Required work: For the records that follow, return only the count of lines containing the string "date".

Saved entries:
↓

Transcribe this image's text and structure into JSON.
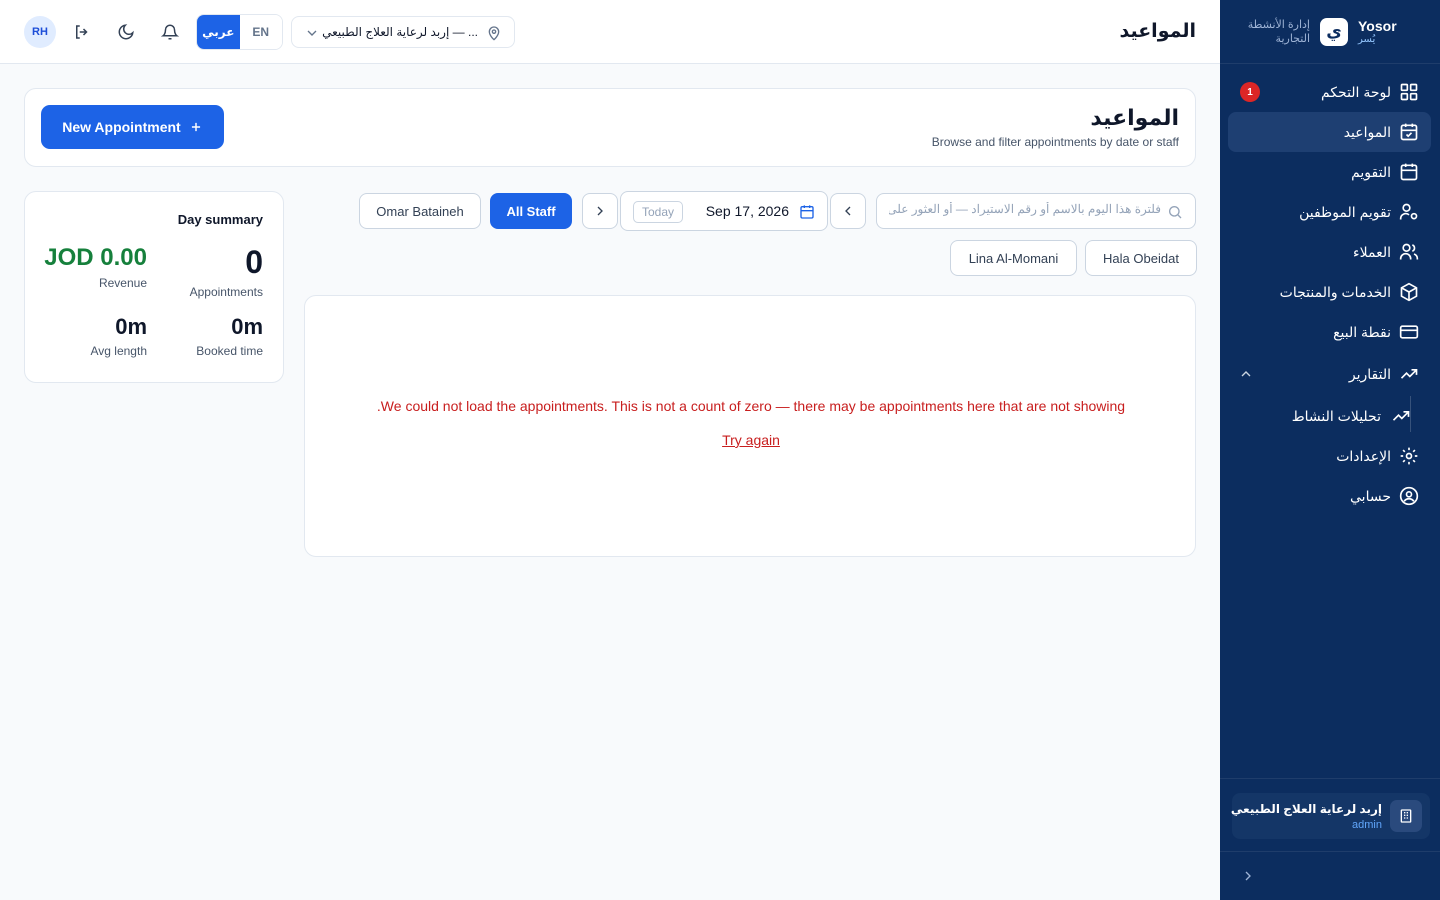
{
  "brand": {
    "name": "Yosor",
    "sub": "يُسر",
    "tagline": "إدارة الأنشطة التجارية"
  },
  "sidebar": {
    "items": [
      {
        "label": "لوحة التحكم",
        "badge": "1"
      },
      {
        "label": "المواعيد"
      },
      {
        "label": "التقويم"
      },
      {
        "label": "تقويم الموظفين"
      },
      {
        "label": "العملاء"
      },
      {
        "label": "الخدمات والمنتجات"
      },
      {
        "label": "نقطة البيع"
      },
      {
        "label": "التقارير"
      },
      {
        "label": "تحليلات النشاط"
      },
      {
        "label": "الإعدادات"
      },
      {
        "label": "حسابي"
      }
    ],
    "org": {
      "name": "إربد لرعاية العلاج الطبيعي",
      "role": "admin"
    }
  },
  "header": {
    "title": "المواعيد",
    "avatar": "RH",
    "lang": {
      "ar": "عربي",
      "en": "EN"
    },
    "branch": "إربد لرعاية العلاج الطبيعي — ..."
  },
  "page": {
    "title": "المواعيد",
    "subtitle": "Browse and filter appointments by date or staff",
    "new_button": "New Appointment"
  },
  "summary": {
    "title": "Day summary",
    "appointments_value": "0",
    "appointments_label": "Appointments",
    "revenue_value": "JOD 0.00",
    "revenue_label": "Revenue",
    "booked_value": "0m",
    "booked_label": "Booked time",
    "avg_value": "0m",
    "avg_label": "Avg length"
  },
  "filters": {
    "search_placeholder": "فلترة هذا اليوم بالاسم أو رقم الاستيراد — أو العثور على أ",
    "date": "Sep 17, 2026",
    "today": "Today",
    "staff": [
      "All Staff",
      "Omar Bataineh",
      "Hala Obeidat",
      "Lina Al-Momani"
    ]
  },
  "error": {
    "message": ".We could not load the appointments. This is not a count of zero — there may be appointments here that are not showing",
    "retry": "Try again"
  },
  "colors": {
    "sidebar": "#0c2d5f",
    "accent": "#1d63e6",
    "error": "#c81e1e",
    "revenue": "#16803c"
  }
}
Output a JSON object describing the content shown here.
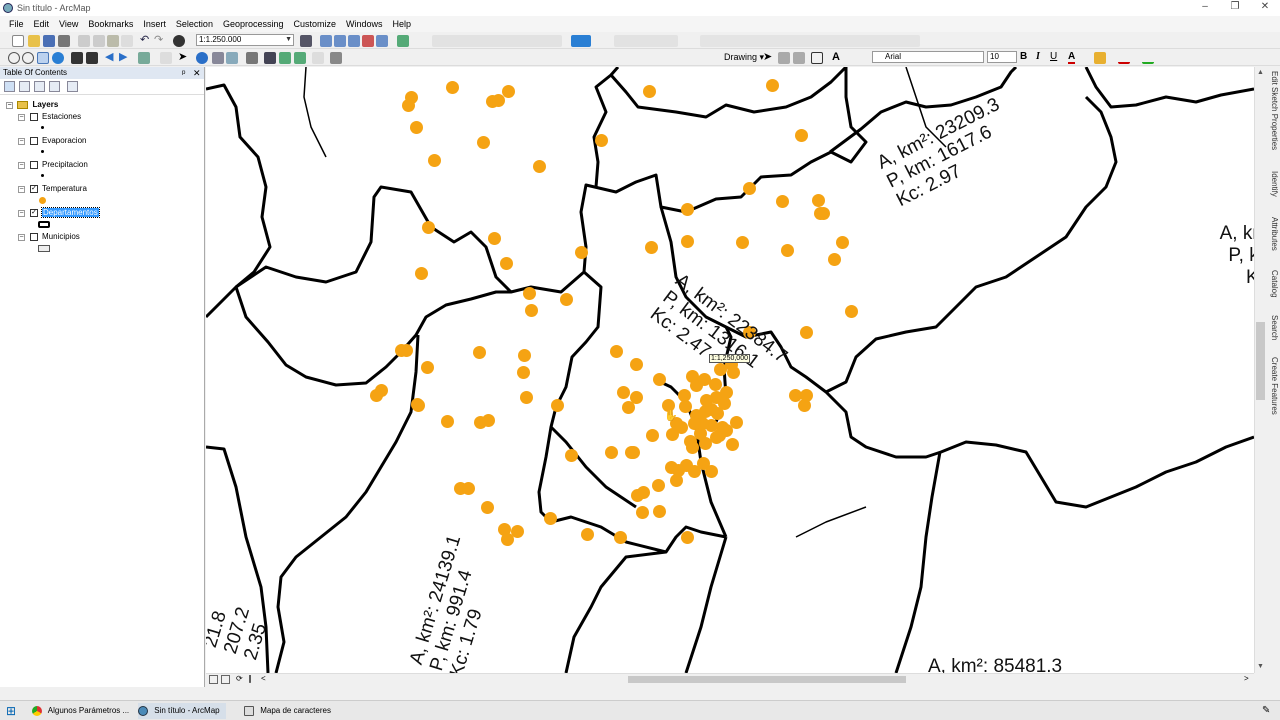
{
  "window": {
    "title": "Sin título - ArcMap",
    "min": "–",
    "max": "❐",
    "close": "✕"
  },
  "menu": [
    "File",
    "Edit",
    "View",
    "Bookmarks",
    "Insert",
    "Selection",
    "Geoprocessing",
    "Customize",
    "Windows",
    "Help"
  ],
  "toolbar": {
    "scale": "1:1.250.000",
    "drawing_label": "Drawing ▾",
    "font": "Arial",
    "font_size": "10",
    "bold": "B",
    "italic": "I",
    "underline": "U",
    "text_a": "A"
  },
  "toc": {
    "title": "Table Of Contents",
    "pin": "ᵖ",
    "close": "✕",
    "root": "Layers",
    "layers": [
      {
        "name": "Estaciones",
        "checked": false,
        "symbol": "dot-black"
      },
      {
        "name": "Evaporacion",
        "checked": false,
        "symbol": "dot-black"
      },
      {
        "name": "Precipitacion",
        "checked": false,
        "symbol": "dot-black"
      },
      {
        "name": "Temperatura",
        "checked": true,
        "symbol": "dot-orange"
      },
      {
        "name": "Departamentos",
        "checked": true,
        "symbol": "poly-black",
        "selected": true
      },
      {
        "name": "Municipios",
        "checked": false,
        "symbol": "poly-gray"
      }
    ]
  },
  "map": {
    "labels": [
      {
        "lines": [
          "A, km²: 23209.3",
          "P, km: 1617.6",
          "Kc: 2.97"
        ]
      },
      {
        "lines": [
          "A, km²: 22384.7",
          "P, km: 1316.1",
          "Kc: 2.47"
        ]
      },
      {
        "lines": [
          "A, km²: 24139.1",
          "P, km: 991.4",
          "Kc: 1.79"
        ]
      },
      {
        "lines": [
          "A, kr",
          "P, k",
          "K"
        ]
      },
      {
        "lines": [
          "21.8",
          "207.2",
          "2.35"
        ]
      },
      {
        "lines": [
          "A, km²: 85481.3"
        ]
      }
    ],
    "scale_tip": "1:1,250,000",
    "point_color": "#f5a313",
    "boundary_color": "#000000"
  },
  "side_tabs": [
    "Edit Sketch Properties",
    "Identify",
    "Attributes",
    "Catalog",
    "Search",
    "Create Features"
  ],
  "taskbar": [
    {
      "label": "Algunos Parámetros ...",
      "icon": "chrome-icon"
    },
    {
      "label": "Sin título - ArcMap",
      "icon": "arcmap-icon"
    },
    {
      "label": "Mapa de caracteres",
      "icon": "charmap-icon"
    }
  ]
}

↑

Answer below: 2